All clues and no conclusions, ‘Chance of Rain’ becomes a muffled musical excavation of what lies beneath, while never really finding anything; there are no words to apply to a mood to make it real. Still/Dromos again hints at that false good/bad emotional duality, while frustrating it by applying an elusive reference to movement in the Greek architectural term for "passageway" and evoking a sense of the commute, perhaps by train, through the squeak of metal against metal, rushing wind, extraneous, garbled chatter and the unnatural tension of being stationary yourself, while being borne along space and time, contained in a moving object or sound itself.
This disrupted transmission or barely perceptible dream state dismantles Laurel Halo’s earlier work, as it descends into the foggy depths of music at its core – as a mode of expression that can communicate things that words can’t. Suspended in that moment of anticipation, trepidation even, that its title ‘Chance of Rain’ alludes to, an unearthly motion and nostalgia is reflected in the resonant fragments of raindrops on a water pipe out of sync with a looping keyboard sample in its title track.
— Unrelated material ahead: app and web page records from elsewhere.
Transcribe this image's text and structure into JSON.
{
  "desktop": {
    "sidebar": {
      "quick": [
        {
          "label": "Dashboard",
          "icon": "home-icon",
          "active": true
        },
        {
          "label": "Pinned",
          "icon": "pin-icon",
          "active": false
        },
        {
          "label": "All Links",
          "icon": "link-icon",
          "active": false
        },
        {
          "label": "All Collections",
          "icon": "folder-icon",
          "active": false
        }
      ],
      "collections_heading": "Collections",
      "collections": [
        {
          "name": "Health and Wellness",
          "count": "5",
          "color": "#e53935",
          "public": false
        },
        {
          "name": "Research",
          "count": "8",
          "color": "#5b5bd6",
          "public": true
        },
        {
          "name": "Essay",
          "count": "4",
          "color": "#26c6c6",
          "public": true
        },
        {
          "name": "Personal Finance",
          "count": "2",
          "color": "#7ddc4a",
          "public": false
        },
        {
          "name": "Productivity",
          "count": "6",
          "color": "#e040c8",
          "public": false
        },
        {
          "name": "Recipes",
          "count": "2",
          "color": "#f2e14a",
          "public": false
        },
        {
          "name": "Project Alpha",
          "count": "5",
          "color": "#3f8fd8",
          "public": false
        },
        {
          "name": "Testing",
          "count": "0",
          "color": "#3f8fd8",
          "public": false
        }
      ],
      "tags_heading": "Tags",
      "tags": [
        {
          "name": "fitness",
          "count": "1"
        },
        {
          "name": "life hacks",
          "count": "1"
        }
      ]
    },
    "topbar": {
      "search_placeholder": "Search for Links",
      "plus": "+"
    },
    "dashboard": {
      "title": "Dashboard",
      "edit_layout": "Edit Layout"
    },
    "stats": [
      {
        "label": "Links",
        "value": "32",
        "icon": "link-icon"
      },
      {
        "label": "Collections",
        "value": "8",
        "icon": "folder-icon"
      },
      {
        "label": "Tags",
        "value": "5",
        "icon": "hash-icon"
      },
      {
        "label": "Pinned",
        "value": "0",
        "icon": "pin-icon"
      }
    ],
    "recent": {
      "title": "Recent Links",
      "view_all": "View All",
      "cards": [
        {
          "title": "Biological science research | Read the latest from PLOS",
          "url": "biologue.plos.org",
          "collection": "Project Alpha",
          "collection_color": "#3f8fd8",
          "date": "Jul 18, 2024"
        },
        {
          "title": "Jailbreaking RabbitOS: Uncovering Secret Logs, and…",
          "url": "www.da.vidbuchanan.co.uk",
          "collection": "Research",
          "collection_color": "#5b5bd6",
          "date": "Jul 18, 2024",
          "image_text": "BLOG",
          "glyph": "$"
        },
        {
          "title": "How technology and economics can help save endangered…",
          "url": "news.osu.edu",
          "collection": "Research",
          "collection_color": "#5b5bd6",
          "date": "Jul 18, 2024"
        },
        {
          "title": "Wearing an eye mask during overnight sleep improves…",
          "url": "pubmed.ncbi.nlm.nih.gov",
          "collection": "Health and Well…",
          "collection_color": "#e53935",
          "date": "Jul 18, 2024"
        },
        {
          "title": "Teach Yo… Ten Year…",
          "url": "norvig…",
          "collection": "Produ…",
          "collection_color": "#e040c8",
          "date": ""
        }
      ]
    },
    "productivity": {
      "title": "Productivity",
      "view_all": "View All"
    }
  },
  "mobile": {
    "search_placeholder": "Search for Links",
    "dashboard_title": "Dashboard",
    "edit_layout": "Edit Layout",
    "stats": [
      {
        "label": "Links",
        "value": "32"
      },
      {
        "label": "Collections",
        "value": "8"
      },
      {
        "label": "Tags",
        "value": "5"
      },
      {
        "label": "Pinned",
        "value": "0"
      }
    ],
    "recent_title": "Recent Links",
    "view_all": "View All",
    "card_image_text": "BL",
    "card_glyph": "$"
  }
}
A loitering wind instrument – a certain yearning reminiscent of Oneohtrix Point Never’s 'Replica' – fades out of Melt, and a lonesome piano from a cruise ship cut adrift in –Out, articulates a certain pleasure in pain that Laurel Halo is extrapolating on. As she says in an recent interview with Dummy, “it’s the end of the night blues and you’re going home alone.”
Hyperdub released ‘Chance of Rain’ on the 28th October 2013.